This is the over-current that flows momentarily when the power switch is set to ON.

For example, in the case of a switching power supply, a rush current of several times the rated current may flow for an instant. When it is fed to other equipment by thin wires, the voltage may drop at power-on with a bad impact on the main unit and other equipment. In addition, if the power circuit breaker has a small capacity, the power-on rush current may trip the breaker.


PL (Product Liability) Law:

This is one of the law related to the safety of manufactured and processed goods and the liability of manufacturers related to damage or injuries caused by their products.

Inspection during development of manufacturing technologies, processing and before shipment plays a large role in increasing safety and minimizing liability. X-ray Inspection Systems and Metal Detectors are being widely introduced to detect contaminants in products and increase consumer safety.


IP (International Protection) Standards:

The IP standards regulate the protection class of electrical equipment for waterproofness and ingress of solid materials.



The x x in IP x x indicates the dust and waterproof protection class.

The first digit specifies the presence or absence of holes running from the exterior to the interior and the size of any holes. In other words, it regulates the holes (apertures) through which contaminants, fingers, and hands can be placed.

The second digit indicates the protection class regulating water ingress and damage.



No ingress of water when sprayed from 6.3-mm diameter nozzle at 12.5 ±5% liters/minute at 2.5 to 3 meters from equipment in all three directions. The diameter of the water jet 2.5 meters from the nozzle is 40 mm.



No ingress of water when sprayed from12.5-mm diameter nozzle at 100 ±5% liters/minute at 2.5 to 3 meters from equipment in all three directions. The diameter of the water jet 2.5 meters from the nozzle is 120 mm.



Protected against dust and the effect of temporary immersion in water between 15 cm and 1 m in depth for 30 minutes.

In Anritsu, IP65, IP66, IP67 compliant indicates that the machines meet the above standards for dust and waterproofness.



(Hazard Analysis Critical Control Point)

With HACCP, which is a hygienic preventative approach to food safety, potential hazards at all stages of processes from acceptance of raw materials to manufacturing of final products are analyzed in advance (HA). Critical control points (CCP) to reduce or eliminate the risk of the hazards are then specified to focus control points, and these points are continuously monitored and recorded (monitoring). Introduction of HACCP, which allows appropriate measures to be taken as soon as any abnormalities are found, is now being promoted internationally.



(Good Manufacturing Practice)

Good manufacturing practice (GMP) is a regulation specifying manufacturing control and compliance rules to provide safe and high-quality products.

To continuously manufacture conforming items based on this practice, all necessary processes must be validated, a control system including education and training must be arranged, measuring instruments used for testing and inspection must be periodically checked, calibrated, and maintained, and the results of such inspections must be maintained as records.
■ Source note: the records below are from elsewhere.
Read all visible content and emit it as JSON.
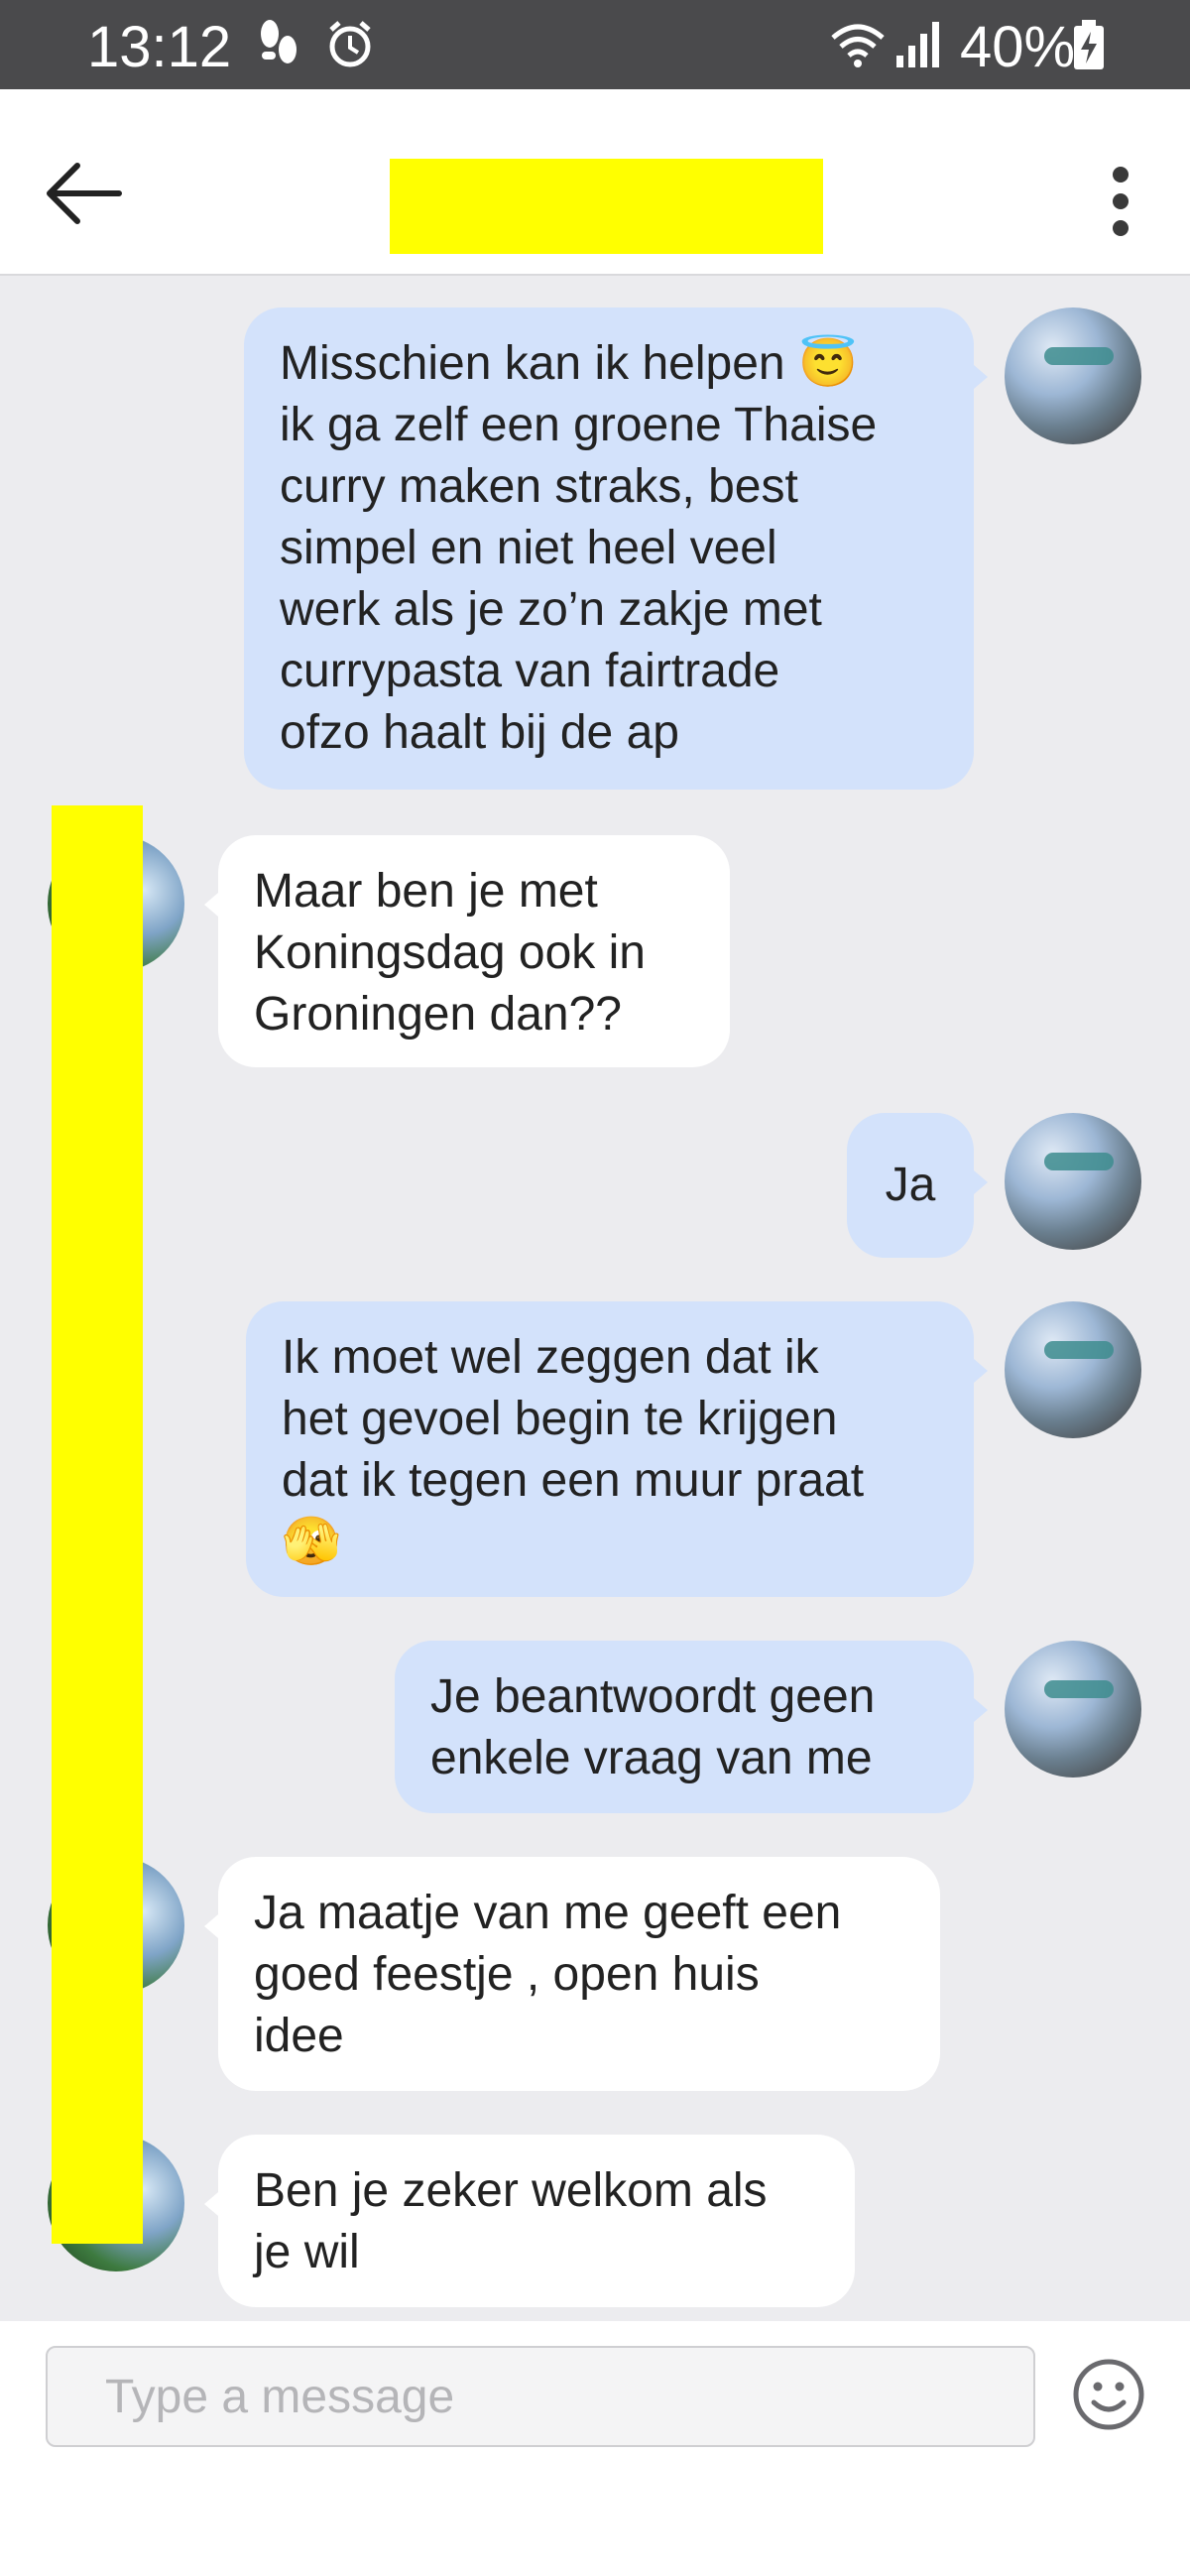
{
  "status_bar": {
    "time": "13:12",
    "battery_percent": "40%",
    "icons": [
      "footsteps-icon",
      "alarm-icon",
      "wifi-icon",
      "signal-icon",
      "battery-charging-icon"
    ]
  },
  "header": {
    "back_icon": "arrow-left-icon",
    "menu_icon": "more-vertical-icon"
  },
  "messages": [
    {
      "direction": "outgoing",
      "lines": [
        "Misschien kan ik helpen 😇",
        "ik ga zelf een groene Thaise",
        "curry maken straks, best",
        "simpel en niet heel veel",
        "werk als je zo’n zakje met",
        "currypasta van fairtrade",
        "ofzo haalt bij de ap"
      ]
    },
    {
      "direction": "incoming",
      "lines": [
        "Maar ben je met",
        "Koningsdag ook in",
        "Groningen dan??"
      ]
    },
    {
      "direction": "outgoing",
      "lines": [
        "Ja"
      ]
    },
    {
      "direction": "outgoing",
      "lines": [
        "Ik moet wel zeggen dat ik",
        "het gevoel begin te krijgen",
        "dat ik tegen een muur praat",
        "🫣"
      ]
    },
    {
      "direction": "outgoing",
      "lines": [
        "Je beantwoordt geen",
        "enkele vraag van me"
      ]
    },
    {
      "direction": "incoming",
      "lines": [
        "Ja maatje van me geeft een",
        "goed feestje , open huis",
        "idee"
      ]
    },
    {
      "direction": "incoming",
      "lines": [
        "Ben je zeker welkom als",
        "je wil"
      ]
    }
  ],
  "composer": {
    "placeholder": "Type a message",
    "value": "",
    "emoji_icon": "smiley-icon"
  },
  "colors": {
    "outgoing_bubble": "#d3e2fb",
    "incoming_bubble": "#ffffff",
    "chat_background": "#ececef",
    "redaction": "#ffff00",
    "status_bar": "#4a4a4c"
  }
}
Validation is defined as establishing documented evidence that provides a high degree of assurance that a specific process will consistently produce a product meeting its pre-determined specifications and quality attributes. In other words, when a customer
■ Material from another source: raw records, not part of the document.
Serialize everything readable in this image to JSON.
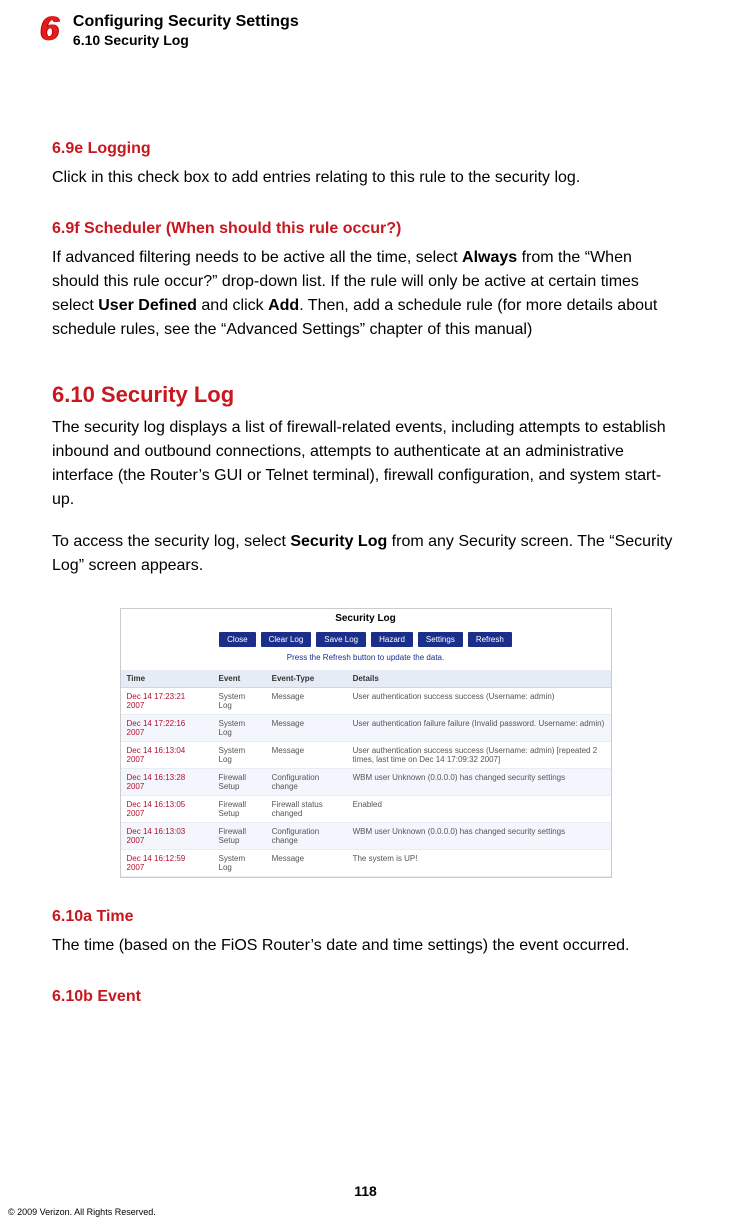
{
  "header": {
    "chapter_no": "6",
    "chapter_title": "Configuring Security Settings",
    "subsection": "6.10  Security Log"
  },
  "sections": {
    "s69e": {
      "heading": "6.9e  Logging",
      "text": "Click in this check box to add entries relating to this rule to the security log."
    },
    "s69f": {
      "heading": "6.9f  Scheduler (When should this rule occur?)",
      "p_a": "If advanced filtering needs to be active all the time, select ",
      "bold_always": "Always",
      "p_b": " from the “When should this rule occur?” drop-down list. If the rule will only be active at certain times select ",
      "bold_userdef": "User Defined",
      "p_c": " and click ",
      "bold_add": "Add",
      "p_d": ". Then, add a schedule rule (for more details about schedule rules, see the “Advanced Settings” chapter of this manual)"
    },
    "s610": {
      "heading": "6.10  Security Log",
      "p1": "The security log displays a list of firewall-related events, including attempts to establish inbound and outbound connections, attempts to authenticate at an administrative interface (the Router’s GUI or Telnet terminal), firewall configuration, and system start-up.",
      "p2_a": "To access the security log, select ",
      "p2_bold": "Security Log",
      "p2_b": " from any Security screen. The “Security Log” screen appears."
    },
    "s610a": {
      "heading": "6.10a  Time",
      "text": "The time (based on the FiOS Router’s date and time settings) the event occurred."
    },
    "s610b": {
      "heading": "6.10b  Event"
    }
  },
  "figure": {
    "title": "Security Log",
    "buttons": [
      "Close",
      "Clear Log",
      "Save Log",
      "Hazard",
      "Settings",
      "Refresh"
    ],
    "hint": "Press the Refresh button to update the data.",
    "columns": [
      "Time",
      "Event",
      "Event-Type",
      "Details"
    ],
    "rows": [
      {
        "time": "Dec 14 17:23:21\n2007",
        "event": "System Log",
        "etype": "Message",
        "details": "User authentication success success (Username: admin)"
      },
      {
        "time": "Dec 14 17:22:16\n2007",
        "event": "System Log",
        "etype": "Message",
        "details": "User authentication failure failure (Invalid password. Username: admin)"
      },
      {
        "time": "Dec 14 16:13:04\n2007",
        "event": "System Log",
        "etype": "Message",
        "details": "User authentication success success (Username: admin) [repeated 2 times, last time on Dec 14 17:09:32 2007]"
      },
      {
        "time": "Dec 14 16:13:28\n2007",
        "event": "Firewall Setup",
        "etype": "Configuration change",
        "details": "WBM user Unknown (0.0.0.0) has changed security settings"
      },
      {
        "time": "Dec 14 16:13:05\n2007",
        "event": "Firewall Setup",
        "etype": "Firewall status changed",
        "details": "Enabled"
      },
      {
        "time": "Dec 14 16:13:03\n2007",
        "event": "Firewall Setup",
        "etype": "Configuration change",
        "details": "WBM user Unknown (0.0.0.0) has changed security settings"
      },
      {
        "time": "Dec 14 16:12:59\n2007",
        "event": "System Log",
        "etype": "Message",
        "details": "The system is UP!"
      }
    ]
  },
  "footer": {
    "page": "118",
    "copyright": "© 2009 Verizon. All Rights Reserved."
  }
}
makes a claim about a product fault, validation permits the manufacturer to respond with production and inspection records related to the performance and function of the manufacturing and inspection equipment. Validation systems require creation of inspection rules, archiving and management of inspection results, creation of operation manuals, etc.


Traceability (In the case of Japan):

Traceability is defined by JIS as a system for tracing the accuracy and calibration of measurement standards and measuring equipment back to higher-level national or international standards.

For example, the calibration weights used to calibrate a Checkweigher must be directly traceable back the Japanese National Standards and are periodically tested by an approved testing organization to ensure their accuracy and traceability.